Dataset rows for apps and sites:

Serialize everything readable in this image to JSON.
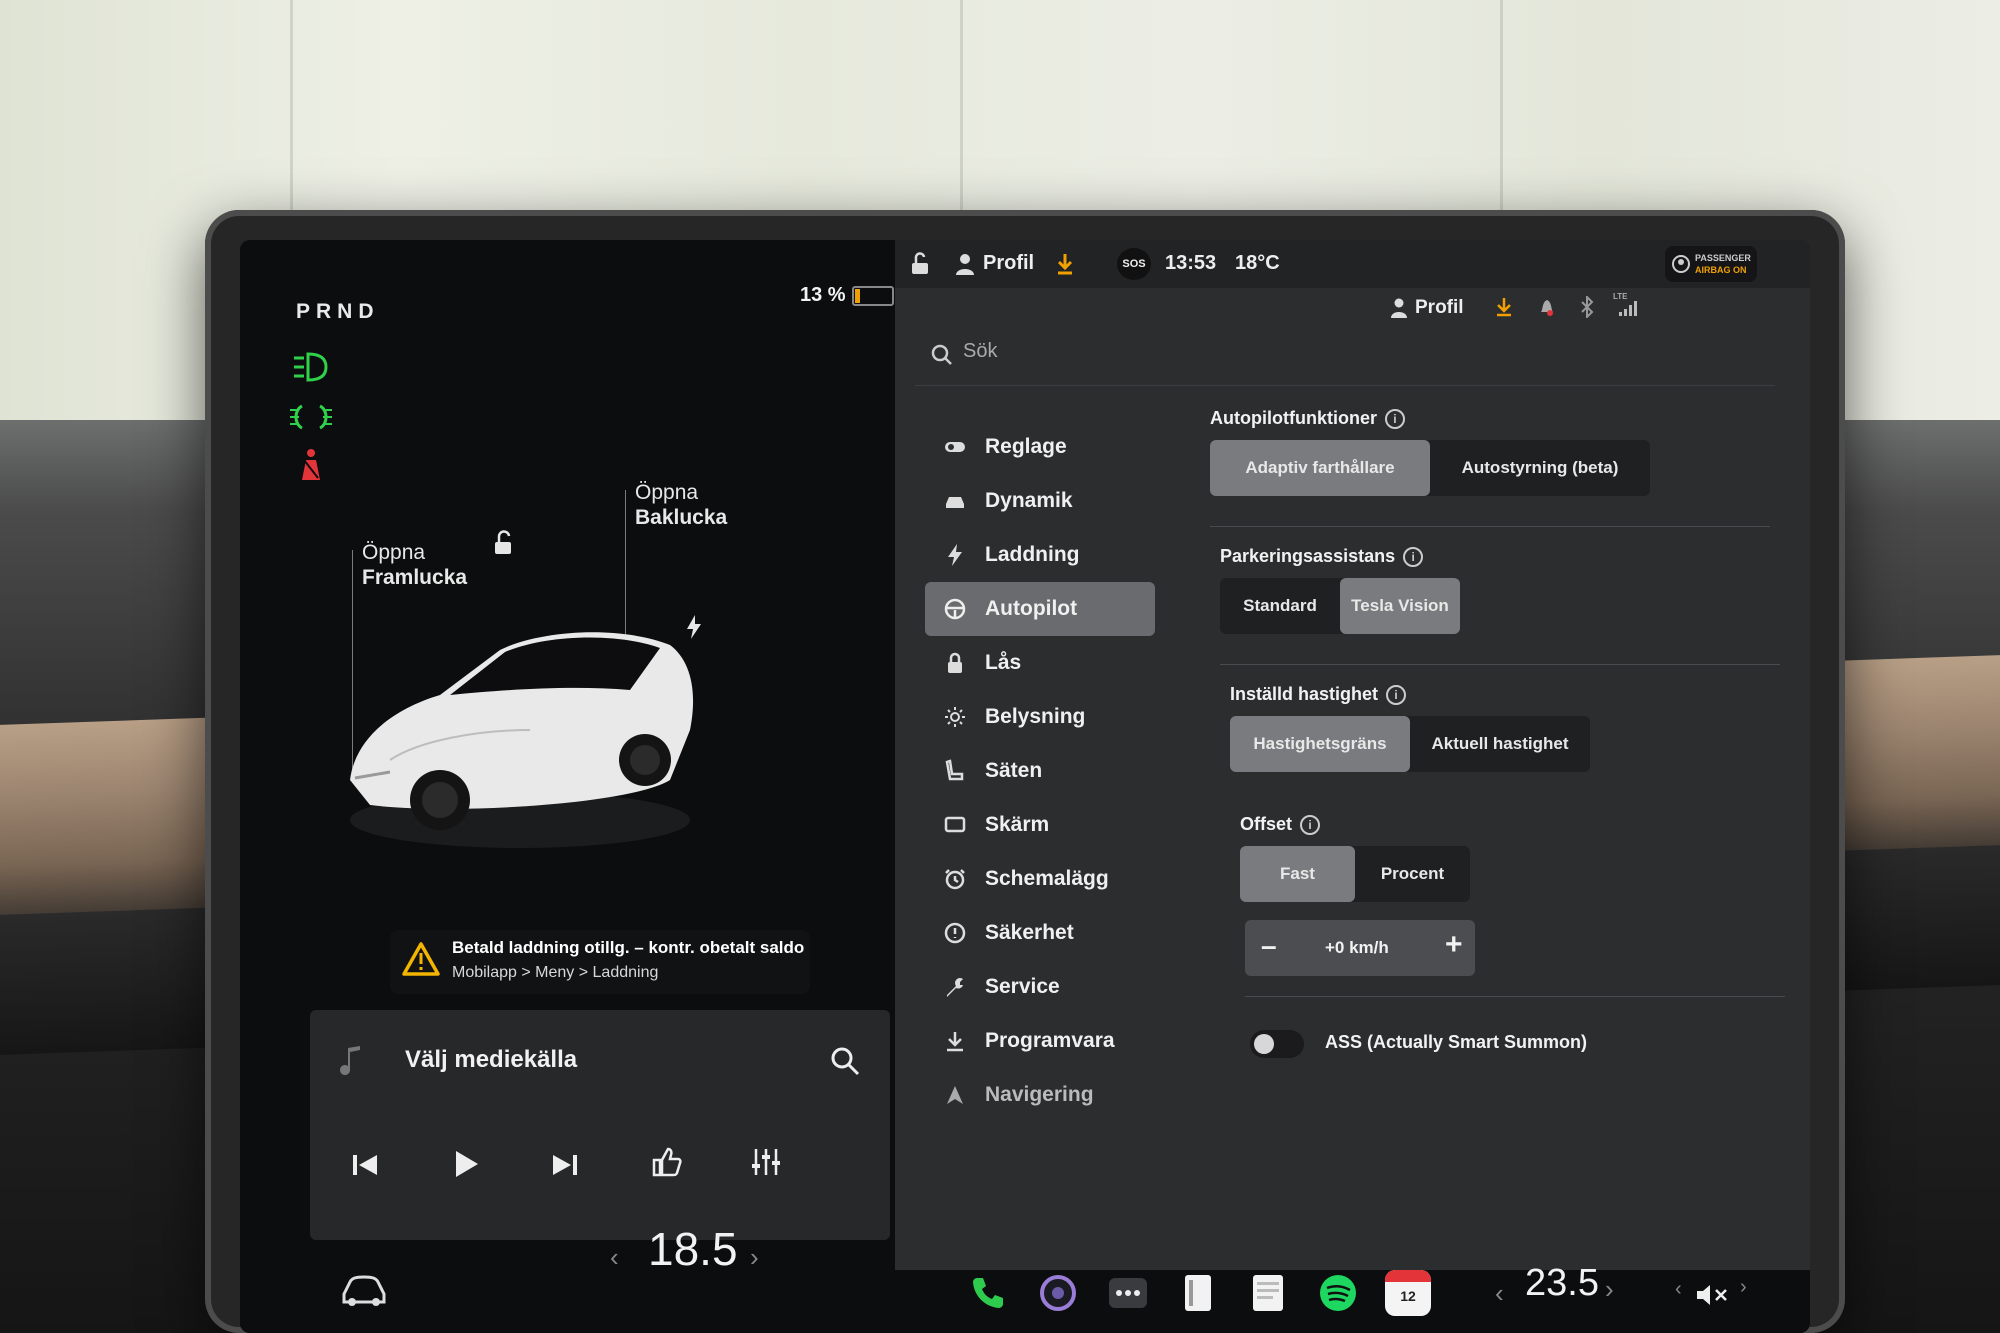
{
  "left_panel": {
    "gear": "PRND",
    "battery_percent": "13 %",
    "battery_level": 0.13,
    "callouts": {
      "frunk_line1": "Öppna",
      "frunk_line2": "Framlucka",
      "trunk_line1": "Öppna",
      "trunk_line2": "Baklucka"
    },
    "warning": {
      "title": "Betald laddning otillg. – kontr. obetalt saldo",
      "path": "Mobilapp > Meny > Laddning"
    },
    "media": {
      "source_label": "Välj mediekälla"
    },
    "driver_temp": "18.5"
  },
  "top_bar": {
    "profile": "Profil",
    "sos": "SOS",
    "time": "13:53",
    "outside_temp": "18°C",
    "airbag_line1": "PASSENGER",
    "airbag_line2": "AIRBAG ON"
  },
  "sub_bar": {
    "profile": "Profil",
    "network": "LTE"
  },
  "search": {
    "placeholder": "Sök"
  },
  "menu": {
    "items": [
      {
        "label": "Reglage",
        "icon": "toggle-icon"
      },
      {
        "label": "Dynamik",
        "icon": "car-icon"
      },
      {
        "label": "Laddning",
        "icon": "bolt-icon"
      },
      {
        "label": "Autopilot",
        "icon": "steering-wheel-icon",
        "active": true
      },
      {
        "label": "Lås",
        "icon": "lock-icon"
      },
      {
        "label": "Belysning",
        "icon": "sun-icon"
      },
      {
        "label": "Säten",
        "icon": "seat-icon"
      },
      {
        "label": "Skärm",
        "icon": "display-icon"
      },
      {
        "label": "Schemalägg",
        "icon": "alarm-clock-icon"
      },
      {
        "label": "Säkerhet",
        "icon": "info-circle-icon"
      },
      {
        "label": "Service",
        "icon": "wrench-icon"
      },
      {
        "label": "Programvara",
        "icon": "download-icon"
      },
      {
        "label": "Navigering",
        "icon": "navigation-arrow-icon"
      }
    ]
  },
  "settings": {
    "autopilot": {
      "title": "Autopilotfunktioner",
      "options": [
        "Adaptiv farthållare",
        "Autostyrning (beta)"
      ],
      "selected": 0
    },
    "parking": {
      "title": "Parkeringsassistans",
      "options": [
        "Standard",
        "Tesla Vision"
      ],
      "selected": 1
    },
    "speed": {
      "title": "Inställd hastighet",
      "options": [
        "Hastighetsgräns",
        "Aktuell hastighet"
      ],
      "selected": 0
    },
    "offset": {
      "title": "Offset",
      "options": [
        "Fast",
        "Procent"
      ],
      "selected": 0,
      "value": "+0 km/h",
      "minus": "–",
      "plus": "+"
    },
    "ass": {
      "label": "ASS (Actually Smart Summon)",
      "enabled": false
    }
  },
  "dock": {
    "calendar_day": "12",
    "passenger_temp": "23.5"
  }
}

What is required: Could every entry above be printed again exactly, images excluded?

Response below:
Serialize everything readable in this image to JSON.
{
  "left_panel": {
    "gear": "PRND",
    "battery_percent": "13 %",
    "battery_level": 0.13,
    "callouts": {
      "frunk_line1": "Öppna",
      "frunk_line2": "Framlucka",
      "trunk_line1": "Öppna",
      "trunk_line2": "Baklucka"
    },
    "warning": {
      "title": "Betald laddning otillg. – kontr. obetalt saldo",
      "path": "Mobilapp > Meny > Laddning"
    },
    "media": {
      "source_label": "Välj mediekälla"
    },
    "driver_temp": "18.5"
  },
  "top_bar": {
    "profile": "Profil",
    "sos": "SOS",
    "time": "13:53",
    "outside_temp": "18°C",
    "airbag_line1": "PASSENGER",
    "airbag_line2": "AIRBAG ON"
  },
  "sub_bar": {
    "profile": "Profil",
    "network": "LTE"
  },
  "search": {
    "placeholder": "Sök"
  },
  "menu": {
    "items": [
      {
        "label": "Reglage",
        "icon": "toggle-icon"
      },
      {
        "label": "Dynamik",
        "icon": "car-icon"
      },
      {
        "label": "Laddning",
        "icon": "bolt-icon"
      },
      {
        "label": "Autopilot",
        "icon": "steering-wheel-icon",
        "active": true
      },
      {
        "label": "Lås",
        "icon": "lock-icon"
      },
      {
        "label": "Belysning",
        "icon": "sun-icon"
      },
      {
        "label": "Säten",
        "icon": "seat-icon"
      },
      {
        "label": "Skärm",
        "icon": "display-icon"
      },
      {
        "label": "Schemalägg",
        "icon": "alarm-clock-icon"
      },
      {
        "label": "Säkerhet",
        "icon": "info-circle-icon"
      },
      {
        "label": "Service",
        "icon": "wrench-icon"
      },
      {
        "label": "Programvara",
        "icon": "download-icon"
      },
      {
        "label": "Navigering",
        "icon": "navigation-arrow-icon"
      }
    ]
  },
  "settings": {
    "autopilot": {
      "title": "Autopilotfunktioner",
      "options": [
        "Adaptiv farthållare",
        "Autostyrning (beta)"
      ],
      "selected": 0
    },
    "parking": {
      "title": "Parkeringsassistans",
      "options": [
        "Standard",
        "Tesla Vision"
      ],
      "selected": 1
    },
    "speed": {
      "title": "Inställd hastighet",
      "options": [
        "Hastighetsgräns",
        "Aktuell hastighet"
      ],
      "selected": 0
    },
    "offset": {
      "title": "Offset",
      "options": [
        "Fast",
        "Procent"
      ],
      "selected": 0,
      "value": "+0 km/h",
      "minus": "–",
      "plus": "+"
    },
    "ass": {
      "label": "ASS (Actually Smart Summon)",
      "enabled": false
    }
  },
  "dock": {
    "calendar_day": "12",
    "passenger_temp": "23.5"
  }
}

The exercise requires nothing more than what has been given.